“The good or ill of a man lies within his own will” -Epictetus, a Greek stoic Philosopher. He taught that philosophy is a way of life and not just a “theoretical”. I believe in this particular statement because it is about the power we have when we make choices, and we know that our choices are good or bad. From a young age, most of the time, we are taught to respect/treat others appropriately. For example most of us have heard from our parents or etc. to “treat others how you want to be treated.” Which is similar to what Epictetus stated, because if we chose to treat others in good way, we are choosing to be good and we would expect to be treated good as well, while if we treat others terribly then we should expect to be treated terribly.
I believe that we all have the ability to understand if our choice(s) will good or bad, except for those who are legitimately insane and cannot do so. One way to put it is let’s say you have a nice plot of land and you know it would make a beautiful garden. You decide to plant different plants and crops such as roses, tulips, tomatoes, something like that. Well you have to choose whether or not to nurture these plants or to just leave them and hope they grow. A good choice: nurture the plants, and most likely they will flourish, or the bad choice: leave them be and let fate decide; they might grow but chances are they would wither and die. This is also similar to school, this essay to be more specifically, I mean we needed the rough draft to be done on Wednesday, and I knew that, and the good choice would’ve been to have it done. The bad choice would have been to procrastinate, and not do it, which is what I did. So, most everyday choices are simply a matter of being lazy or not.
I once read a story about virtues and choice, and the story is an old Cherokee Native American legend, and to summarize it, there are two wolves fighting inside everyone, one represents all that is bad: anger, greed, envy, ego, arrogance, lies, false pride… The other wolf represents all that is good: joy, peace, love, hope, truth, compassion… and the boy asks his grandfather who is telling the story, “Which one will win?” and the grandfather replies with, “The one you feed.” This story, being one of virtues and whatnot really ties in with my belief in that choosing which wolf to feed will show what kind of character you have.

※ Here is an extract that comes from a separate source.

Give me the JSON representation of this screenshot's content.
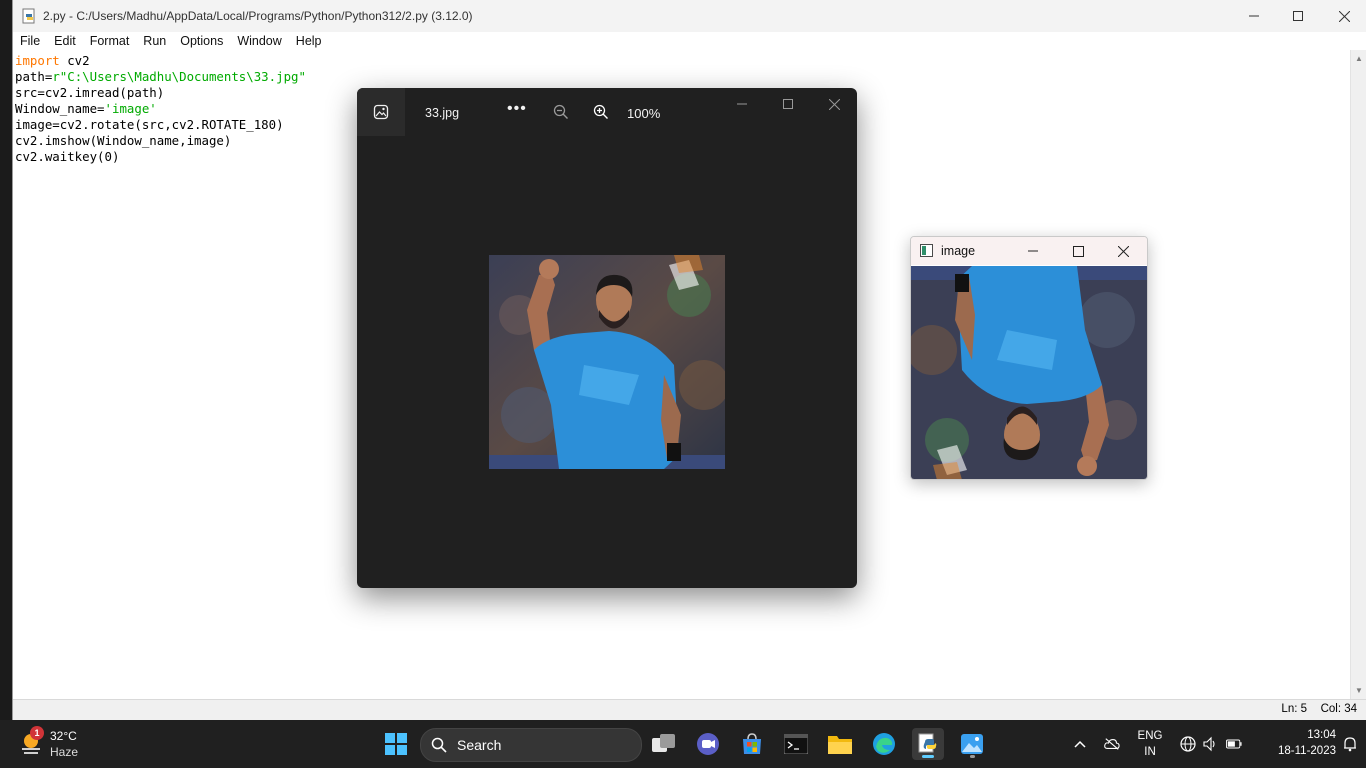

I have been asked questions such as, “How will you choose which wolf to feed?” and “Should you feed either one in excess or have a balance?” and I feel that to the first question, you should try and live using the virtues/emotions represented. While the second question I feel that you should try to have a balance, because anything in excess is not always good for you and most of the time you should strive to achieve a balanced life regardless.
Another matter of choice is when someone is in need of help. Certain people no matter what will drop what they are doing to try and help others, these “good samaritans” do not care if they miss a meeting or are late to something, they will just up and help anyone. I found a study done by Darley, J.M. and Batson, C.D. titled, “from Jerusalem to Jericho: A study of Situational and Dispositional Variables in Helping Behavior” in which they tested their hypotheses: “1. People thinking religious, "helping" thoughts would still be no more likely than others to offer assistance. 2. People in a hurry will be less likely to offer aid than others. 3. People who are religious in a Samaritan fashion will be more likely to help than those of a priest or Levite fashion. In other words, people who are religious for what it will gain them will be less likely than those who value religion for its own value or are searching for meaning in life” (Darley and Batson). Basically they had a bunch of people take some quizzes and afterwards they were told to go to another building in which on the way they would encounter a man who was “in pain.” The subjects were told to go to the building with varying degrees of urgency, from “you have 5-10 minutes” to “you are already late”. The results showed that only 40% of the subjects actually offered help to the victims. 40%, let that one sink in. Not a lot of people are bothered to help others.